By Penny Carmichael, on 20 November 2014
-Article by Stephen Leach
This week the CPS-ers were delivered a portrait of Robert Angus Smith, courtesy of independent researcher and science historian Peter Reed. Robert Angus Smith is credited to be the first person to use the term ‘acid rain’ and he was one of the first people to straddle the political scientific divide. In the nineteenth century, new industries brought new pollutants and health risks, so legislators began enforcing safe practise on the industrialists for the benefit of the workers, the public and the environment. At the centre of this was Robert Angus Smith.
Circa 1840, Darwin’s ‘Origin’ was yet to be published, the laws of thermodynamics were driving the emerging industrial revolution and an atom had yet to be defined. New scientific ideas were pervading all arenas of life and like all young men of sound mind and good prospects, Smith was torn between an education in science or religion. He chose chemistry and was educated in Giessen, Germany, under Justus Von Liebig, a pioneering educator of the sciences. With the emergence of a technical society, its associated problems were increasingly being found on the desks of the professional scientists.
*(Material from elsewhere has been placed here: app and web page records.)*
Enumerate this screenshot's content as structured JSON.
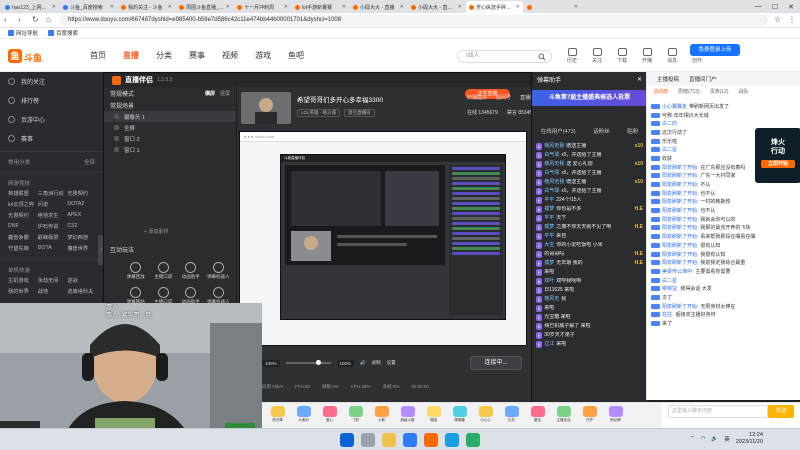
{
  "browser": {
    "tabs": [
      {
        "title": "hao123_上网从这里开始",
        "color": "#2e7bf6",
        "active": false
      },
      {
        "title": "斗鱼_百度搜索",
        "color": "#2e7bf6",
        "active": false
      },
      {
        "title": "我的关注 - 斗鱼",
        "color": "#ff6a00",
        "active": false
      },
      {
        "title": "周围斗鱼直播_周边斗鱼直...",
        "color": "#ff6a00",
        "active": false
      },
      {
        "title": "十一月冲刺周",
        "color": "#ff6a00",
        "active": false
      },
      {
        "title": "lol手游斩暑赛",
        "color": "#ff6a00",
        "active": false
      },
      {
        "title": "小砚大大 - 直播",
        "color": "#ff6a00",
        "active": false
      },
      {
        "title": "小砚大大 - 直播 小砚大大...",
        "color": "#ff6a00",
        "active": false
      },
      {
        "title": "芳心纵放手碎亮直播_斗...",
        "color": "#ff6a00",
        "active": true
      },
      {
        "title": "",
        "color": "#ff6a00",
        "active": false
      }
    ],
    "url": "https://www.douyu.com/667487dyshid=e985400-b58e7d586c42c11e474bb44b00001701&dyshci=1008",
    "bookmarks": [
      "网址导航",
      "百度搜索"
    ]
  },
  "site": {
    "logo": "斗鱼",
    "nav": [
      "首页",
      "直播",
      "分类",
      "赛事",
      "视频",
      "游戏",
      "鱼吧"
    ],
    "nav_active": 1,
    "search_placeholder": "I线人",
    "header_icons": [
      "历史",
      "关注",
      "下载",
      "开播",
      "消息",
      "创作"
    ],
    "upload_button": "免费登录上传"
  },
  "sidebar": {
    "top_items": [
      "我的关注",
      "排行榜",
      "页游中心",
      "赛事"
    ],
    "cat_title": "常用分类",
    "cat_more": "全部",
    "section1_title": "网游竞技",
    "section1_items": [
      "英雄联盟",
      "三角洲行动",
      "无畏契约",
      "lol云顶之弈",
      "问道",
      "DOTA2",
      "无畏契约",
      "绝地求生",
      "APEX",
      "DNF",
      "炉石传说",
      "CS2",
      "魔兽争霸",
      "巅峰极限",
      "梦幻西游",
      "守望先锋",
      "DOTA",
      "魔兽世界"
    ],
    "section2_title": "单机热游",
    "section2_items": [
      "主机游戏",
      "永劫无间",
      "逆战",
      "我的世界",
      "战地",
      "逃离塔科夫"
    ]
  },
  "app": {
    "name": "直播伴侣",
    "version": "1.3.3.2",
    "scene_title": "常规模式",
    "scene_tabs": [
      "横屏",
      "竖屏"
    ],
    "scene_header": "常规场景",
    "scenes": [
      "摄像头 1",
      "全屏",
      "窗口 2",
      "窗口 1"
    ],
    "add_source": "+ 添加素材",
    "interact_title": "互动玩法",
    "interact_items": [
      "弹幕回放",
      "主播口袋",
      "动画助手",
      "弹幕机器人",
      "弹幕网站",
      "主播口袋",
      "动画助手",
      "弹幕机器人"
    ],
    "stream_title": "希望哥哥们多开心多幸福3300",
    "tags": [
      "LOL英雄 - 格斗城",
      "恩兰直播间"
    ],
    "live_badge": "正在直播",
    "stats": [
      "开播提示",
      "房间号",
      "直播推流"
    ],
    "stats2": [
      "在线 1345679",
      "禁言 85345"
    ],
    "bottom_pct": [
      "100%",
      "100%"
    ],
    "bottom_labels": [
      "伴奏",
      "麦克风",
      "录制",
      "设置"
    ],
    "connect": "连接中...",
    "status": [
      "码率:0kb/s",
      "FPS:60",
      "帧数:0%",
      "CPU:28%",
      "丢帧:0%",
      "00:00:00"
    ],
    "inner_title": "斗鱼直播伴侣"
  },
  "danmu": {
    "title": "弹幕助手",
    "banner": "斗鱼第7届主播盛典候选人投票",
    "tabs": [
      "在线用户(473)",
      "话粉丝",
      "贴粉"
    ],
    "rows": [
      {
        "lv": "8",
        "name": "南风无我",
        "text": "赠送主播",
        "gift": "x10"
      },
      {
        "lv": "3",
        "name": "白气球",
        "text": "x5，并送给了主播",
        "gift": ""
      },
      {
        "lv": "8",
        "name": "南风无我",
        "text": "送 爱心礼炮",
        "gift": "x10"
      },
      {
        "lv": "3",
        "name": "白气球",
        "text": "x5，并送给了主播",
        "gift": ""
      },
      {
        "lv": "8",
        "name": "南风无我",
        "text": "赠送主播",
        "gift": "x10"
      },
      {
        "lv": "3",
        "name": "白气球",
        "text": "x5，并送给了主播",
        "gift": ""
      },
      {
        "lv": "6",
        "name": "平平",
        "text": "224个/15人",
        "gift": ""
      },
      {
        "lv": "6",
        "name": "孤梦",
        "text": "你也是不多",
        "gift": "H.E"
      },
      {
        "lv": "6",
        "name": "平平",
        "text": "天下",
        "gift": ""
      },
      {
        "lv": "6",
        "name": "孤梦",
        "text": "之痛不你天天就不见了啊",
        "gift": "H.E"
      },
      {
        "lv": "6",
        "name": "平平",
        "text": "来自",
        "gift": ""
      },
      {
        "lv": "4",
        "name": "大宝",
        "text": "你的小爱吃饭啦 小米",
        "gift": ""
      },
      {
        "lv": "4",
        "name": "",
        "text": "的哥哥吗",
        "gift": "H.E"
      },
      {
        "lv": "6",
        "name": "孤梦",
        "text": "无年期 我的",
        "gift": "H.E"
      },
      {
        "lv": "5",
        "name": "",
        "text": "来啦",
        "gift": ""
      },
      {
        "lv": "8",
        "name": "双叶",
        "text": "双呼我呢啊",
        "gift": ""
      },
      {
        "lv": "3",
        "name": "",
        "text": "日11625 来啦",
        "gift": ""
      },
      {
        "lv": "6",
        "name": "南风无",
        "text": "我",
        "gift": ""
      },
      {
        "lv": "5",
        "name": "",
        "text": "来啦",
        "gift": ""
      },
      {
        "lv": "5",
        "name": "",
        "text": "元宝糖 来啦",
        "gift": ""
      },
      {
        "lv": "5",
        "name": "",
        "text": "殇已机械子解了 来啦",
        "gift": ""
      },
      {
        "lv": "5",
        "name": "",
        "text": "30岁天才弟子",
        "gift": ""
      },
      {
        "lv": "5",
        "name": "辽江",
        "text": "来啦",
        "gift": ""
      }
    ]
  },
  "right": {
    "tabs": [
      "主播投稿",
      "直播间门户"
    ],
    "subtabs": [
      "活动榜",
      "周榜(713)",
      "贵族(13)",
      "战队"
    ],
    "ad_text": [
      "烽火",
      "行动"
    ],
    "ad_cta": "立即开始",
    "chat": [
      {
        "name": "小心翼翼走",
        "text": "带刷新网页出发了"
      },
      {
        "name": "",
        "text": "可称·年年相识大长城"
      },
      {
        "name": "白二的",
        "text": ""
      },
      {
        "name": "",
        "text": "这次行动了"
      },
      {
        "name": "",
        "text": "乐乐啦"
      },
      {
        "name": "白二星",
        "text": ""
      },
      {
        "name": "",
        "text": "收获"
      },
      {
        "name": "阳泉刷新了开始:",
        "text": "在广东那应没有着吗"
      },
      {
        "name": "阳泉刷新了开始:",
        "text": "广东一大村同家"
      },
      {
        "name": "阳泉刷新了开始:",
        "text": "不认"
      },
      {
        "name": "阳泉刷新了开始:",
        "text": "也不认"
      },
      {
        "name": "阳泉刷新了开始:",
        "text": "一村的韩斯校"
      },
      {
        "name": "阳泉刷新了开始:",
        "text": "也不认"
      },
      {
        "name": "阳泉刷新了开始:",
        "text": "我就会你可以的"
      },
      {
        "name": "阳泉刷新了开始:",
        "text": "我那的最完开奔的飞快"
      },
      {
        "name": "阳泉刷新了开始:",
        "text": "看来帮我那段在嘴看在嘴"
      },
      {
        "name": "阳泉刷新了开始:",
        "text": "很有认知"
      },
      {
        "name": "阳泉刷新了开始:",
        "text": "我很有认知"
      },
      {
        "name": "阳泉刷新了开始:",
        "text": "我前我定我综合最重"
      },
      {
        "name": "美梁传公准中:",
        "text": "主要需看你需要"
      },
      {
        "name": "白二星",
        "text": ""
      },
      {
        "name": "嗯嗯宝:",
        "text": "我得会话 大发"
      },
      {
        "name": "",
        "text": "次了"
      },
      {
        "name": "阳泉刷新了开始:",
        "text": "无限身材太棒在"
      },
      {
        "name": "在往·",
        "text": "超级欢主播好身材"
      },
      {
        "name": "",
        "text": "来了"
      }
    ],
    "chat_placeholder": "这里输入聊天内容",
    "send": "发送"
  },
  "gifts": [
    "荧光棒",
    "大宝剑",
    "爱心",
    "飞机",
    "火箭",
    "超级火箭",
    "喵喵",
    "棒棒糖",
    "小心心",
    "礼花",
    "魔法",
    "主播加油",
    "守护",
    "粉丝牌",
    "告白",
    "宝箱",
    "闪电",
    "幸运卡",
    "星星",
    "盛典"
  ],
  "taskbar": {
    "time": "12:24",
    "date": "2023/11/20",
    "lang": "英"
  },
  "cam_caption": [
    "惠人:",
    "惠人: 繁华哥，胖"
  ]
}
With regards to pollution and safety, the government was keen to put the onus of responsibility on the capitalists but still required legislation overseen with some scientific expertise.
Industries manufacturing glass, paper, textiles and soap all required a supply of ‘soda’, Na2SO4. It had long been harvested from natural resources, but the demand was increasing largely. The Leblanc batch process was a means to chemically synthesise soda in tonnage quantities from rock salt and sulphuric acid. Along with a viscous sulfur pollutant called ‘Galligu’, (which was liberally thrown over the land around the factories of Widnes, Runcorn and St Helens), was a more immediately troublesome substance: HCl gas. Around 250,000 tonnes per year were entering the atmosphere.
In 1863, ‘The Alkali Inspectorate’ was established with Smith at the helm. Policy makers were aware of the dangers of HCl and they set out to curb emissions by 95%. This was achieved by the invention of the acid tower by a Lancashire manufacturer, William Gossage. The problem was circumvented somewhat; emissions were cut by dissolving 95% of the gas in water. The gas was passed over huge arrays of wet obsidian bricks and it would dissolve into the water. Smith was tasked with visiting factories and ensuring that targets were being met. Here we learnt of an amazing device called the ‘Compound Self Acting Aspirator’. Since the inspectors could not be everywhere at once and the capitalists could not be trusted unconditionally, this device would periodically collect samples of the gas output to ensure that the plant was law abiding, these samples could then be collected later and analysed in a lab. Overall, air quality greatly improved but this was at the expense of the waterways into which the dissolved HCl would flow.
Smith went on to be Head Inspector for River Pollution in addition to his existing responsibilities. His scientific background and government association made him a prototype of the numerous advisors that today consult world governments on policy. The centralised regulation of industries is commonplace now and much of the good practise of UK industry and environmental protection has its origin in the Alkali Inspectorate, which by 1956 covered 1,794 chemical processes. It is a situation still highly relevant today; novel industrial processes must be subject to legislation, ‘fracking’ in the UK being a good example.
Smith‘s lifetime coincided with a dynamic time for the role of the scientist in the UK; a respectable profession it had become. Materialist philosophies were challenging religious conservatism and the momentum of today’s technological culture was building. At a glance life may seem different today but we are still part of the epoch which was burgeoning at that time.